It has been said many times and in many ways that the secret to receiving is giving.
As I’ve pointed out many times in this blog, Filipinos believe that the rich (like the expats who work overseas for example, who, actually, are seldom rich but they are viewed by their relatives in the Philippines as such) have the responsibility to share what they’ve got with their kababayan in the Philippines while the latter are entitled to getting and are not supposed to give because they are poor.
On the other hand both ancient wisdom (like the Bible for example) and modern economists, psychologists and personal development speakers keep saying the exact opposite. Actually an entire industry of motivational speakers has been created around the premise that giving is the key to receiving.
Although this notion sounds pretty counter-intuitive it is very easy to find plenty of evidence that the key to getting past scarcity is giving: many many books have been written and entire schools of thought have been estabilished around this idea.
However Filipinos have a very strong sense of Ako Muna (me first, me and my family first), which I have talked about in the past, and a strong sense of entitlement, which I have also talked about in the past, that definitely cause them to be a society that is more leaning toward getting than toward giving.
If you are married to a Filipina you know what I am talking about and if you aren’t married yet to a Filipina and have an idea about making this move, you will soon find out.
You will most certainly deal with her relatives in the Philippines, some of whom make no real effort to improve their lives, who view you and your money as their bank account, almost as a bottomless source of money they want to tap into.

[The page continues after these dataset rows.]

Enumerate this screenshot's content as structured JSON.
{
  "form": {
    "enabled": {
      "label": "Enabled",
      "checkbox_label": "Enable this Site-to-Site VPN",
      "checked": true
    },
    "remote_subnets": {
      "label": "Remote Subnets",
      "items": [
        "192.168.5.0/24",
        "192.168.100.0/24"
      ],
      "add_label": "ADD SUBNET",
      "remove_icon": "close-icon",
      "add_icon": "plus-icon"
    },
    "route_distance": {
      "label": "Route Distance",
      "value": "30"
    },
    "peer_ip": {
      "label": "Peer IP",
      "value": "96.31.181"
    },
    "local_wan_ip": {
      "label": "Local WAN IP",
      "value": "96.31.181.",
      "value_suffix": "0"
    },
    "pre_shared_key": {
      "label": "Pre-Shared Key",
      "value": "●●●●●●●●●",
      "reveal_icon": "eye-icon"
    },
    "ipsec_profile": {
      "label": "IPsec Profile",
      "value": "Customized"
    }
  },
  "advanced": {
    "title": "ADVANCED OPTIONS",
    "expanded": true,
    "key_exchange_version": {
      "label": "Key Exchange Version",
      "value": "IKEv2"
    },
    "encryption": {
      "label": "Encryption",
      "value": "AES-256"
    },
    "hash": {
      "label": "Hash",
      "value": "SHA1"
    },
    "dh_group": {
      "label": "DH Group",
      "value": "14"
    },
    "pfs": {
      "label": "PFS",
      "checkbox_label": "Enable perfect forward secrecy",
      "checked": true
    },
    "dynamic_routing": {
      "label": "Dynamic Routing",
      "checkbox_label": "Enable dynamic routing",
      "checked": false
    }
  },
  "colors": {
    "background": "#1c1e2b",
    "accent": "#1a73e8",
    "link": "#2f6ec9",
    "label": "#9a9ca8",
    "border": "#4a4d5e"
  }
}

This is not always the case but there is a great chance that this could happen if you marry a Filipina.
Another thing that I observe, here in my country, is that Filipinos are very smart when it comes to receiving from the social welfare system and, although they struggle to speak Italian properly, all of a sudden they become super fluent when they deal with social welfare employees!
The Philippines is definitely one of those societies where people shy away from giving, have a strong sense of entitlement and a “me (and my household) first” attitude.
This mentality runs counter to the universal law that says that if you “practice giving it will be given to you” and accounts for the fact that the Philippines remains a backward society despite the skyscrapers, the neon lights and the huge shopping malls.
The universal law of giving and receiving is infallible. Individuals, families and nations that are stingy and focused on receiving remain stuck in scarcity.
The notion that we only get past scarcity by giving, even if we are dead broke, because of its counter-intuitive nature is difficult to grasp, and it definitely eludes most Filipinos.
Yet there is overwhelming evidence that this is definitely the case and being married to a Filipina can help you appreciate how this law always comes true.
You will run across many demanding people and you will see with your own eyes how this attitude reverses on Filipinos and keeps them in a state of scarcity.